◆ About this task ◆
What lines below include the string "value"? Pick them out and copy them.

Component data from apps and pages

#####

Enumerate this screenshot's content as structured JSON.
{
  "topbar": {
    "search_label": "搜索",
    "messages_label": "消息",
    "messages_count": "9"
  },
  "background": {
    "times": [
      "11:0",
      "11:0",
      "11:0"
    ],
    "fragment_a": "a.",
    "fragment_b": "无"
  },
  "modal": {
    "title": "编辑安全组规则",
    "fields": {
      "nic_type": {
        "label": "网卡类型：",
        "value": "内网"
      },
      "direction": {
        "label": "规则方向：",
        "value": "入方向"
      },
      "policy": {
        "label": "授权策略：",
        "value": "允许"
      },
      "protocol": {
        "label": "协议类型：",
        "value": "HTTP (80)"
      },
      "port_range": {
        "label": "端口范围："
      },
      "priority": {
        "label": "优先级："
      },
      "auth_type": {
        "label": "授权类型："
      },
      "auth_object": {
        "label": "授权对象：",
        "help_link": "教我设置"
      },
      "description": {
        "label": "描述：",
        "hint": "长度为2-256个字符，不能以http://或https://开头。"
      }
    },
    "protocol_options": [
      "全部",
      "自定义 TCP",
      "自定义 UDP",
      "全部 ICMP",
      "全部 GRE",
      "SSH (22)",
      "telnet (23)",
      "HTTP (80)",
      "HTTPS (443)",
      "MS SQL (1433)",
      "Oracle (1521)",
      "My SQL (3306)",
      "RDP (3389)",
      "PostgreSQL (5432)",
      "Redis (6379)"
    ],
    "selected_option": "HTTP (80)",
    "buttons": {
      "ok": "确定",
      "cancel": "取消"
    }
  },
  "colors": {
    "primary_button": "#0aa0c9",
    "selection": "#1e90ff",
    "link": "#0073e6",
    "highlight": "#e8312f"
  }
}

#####

◆ Response to this exercise ◆
        "value": "内网"
        "value": "入方向"
        "value": "允许"
        "value": "HTTP (80)"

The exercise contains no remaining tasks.